  1. Why not take some time to do some research before traveling to that Indiana town or city, and find the ones that are no smoking either inside, or have a patio? People like yourself are just being selfish, and unnecessarily trying to take away all indoor venues that smokers can enjoy themselves at. Last time I checked, it is still a free country, and businesses do respond to market pressure and will ban smoking, if there's enough demand by customers for it(i.e. Linebacker Lounge in South Bend, and Rack and Helen's in New Haven, IN, outside of Fort Wayne). Indiana law already unnecessarily forced restaurants with a bar area to be no smoking, so why not support those restaurants that were forced to ban smoking against their will? Also, I'm always surprised at the number of bars that chose to ban smoking on their own, in non-ban parts of Indiana I'll sometimes travel into. Whiting, IN(just southeast of Chicago) has at least a few bars that went no smoking on their own accord, and despite no selfish government ban forcing those bars to make that move against their will! I'd much rather have a balance of both smoking and non-smoking bars, rather than a complete bar smoking ban that'll only force more bars to close their doors. And besides IMO, there are much worser things to worry about, than cigarette smoke inside a bar. If you feel a bar is too smoky, then simply walk out and take your business to a different bar!

  2. As other states are realizing the harm in jailing offenders of marijuana...Indiana steps backwards into the script of Reefer Madness. Well...you guys voted for your Gov...up to you to vote him out. Signed, Citizen of Florida...the next state to have medical marijuana.

  3. It's empowering for this niche community to know that they have an advocate on their side in case things go awry. http://www.youtube.com/watch?v=Lrst9VXVKfE
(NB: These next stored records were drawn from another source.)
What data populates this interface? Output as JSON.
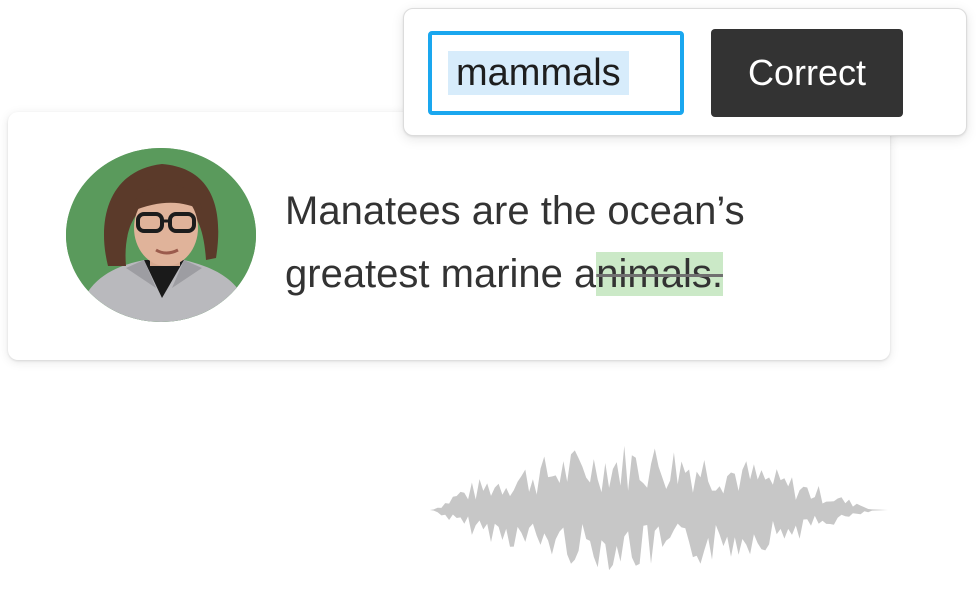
{
  "popup": {
    "input_value": "mammals",
    "button_label": "Correct"
  },
  "transcript": {
    "line1": "Manatees are the ocean’s",
    "line2_prefix": "greatest marine a",
    "line2_highlight": "nimals."
  },
  "colors": {
    "input_border": "#1aa7ef",
    "input_selection": "#d7ecfb",
    "button_bg": "#333333",
    "highlight": "#cbe9c7",
    "waveform": "#c7c7c7",
    "avatar_background": "#5a9a5c"
  },
  "icons": {
    "avatar": "speaker-avatar",
    "waveform": "audio-waveform-icon"
  }
}
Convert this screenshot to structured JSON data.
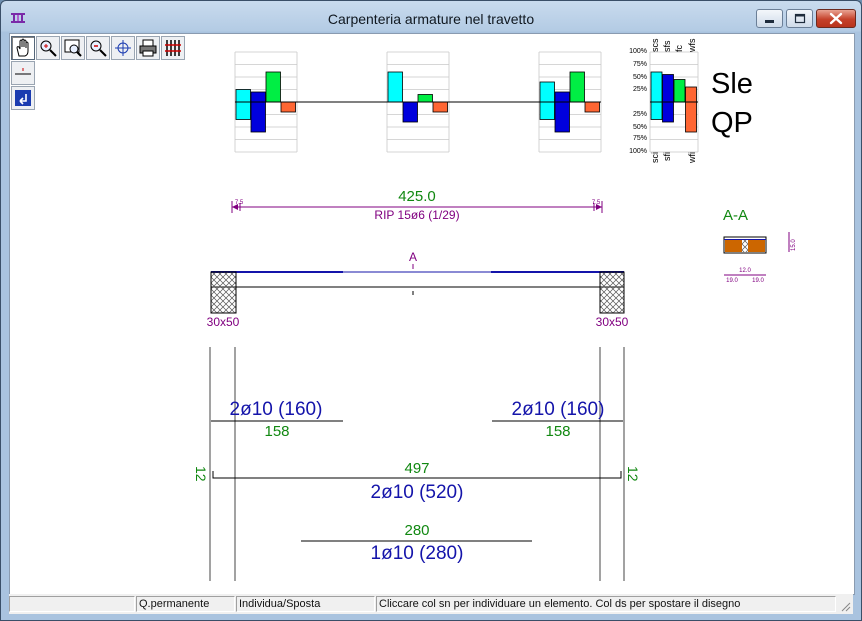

  4. Apparently the settlement over Angie's List "bundling" charges hasn't stopped the practice! My membership is up for renewal, and I'm on my third email trying to get a "basic" membership rather than the "bundled" version they're trying to charge me for. Frustrating!!

  5. Well....as a vendor to both of these builders I guess I have the right to comment. Davis closed his doors with integrity.He paid me every penny he owed me. Estridge,STILL owes me thousands and thousands of dollars. The last few years of my life have been spent working 2 jobs, paying off the suppliers I used to work on Estridge jobs and just struggling to survive. Shame on you Paul...and shame on you IBJ! Maybe you should have contacted the hundreds of vendors that Paul stiffed. I'm sure your "rises from the ashes" spin on reporting would have contained true stories of real people who have struggled to find work and pay of their debts (something that Paul didn't even attempt to do).

ADVERTISEMENT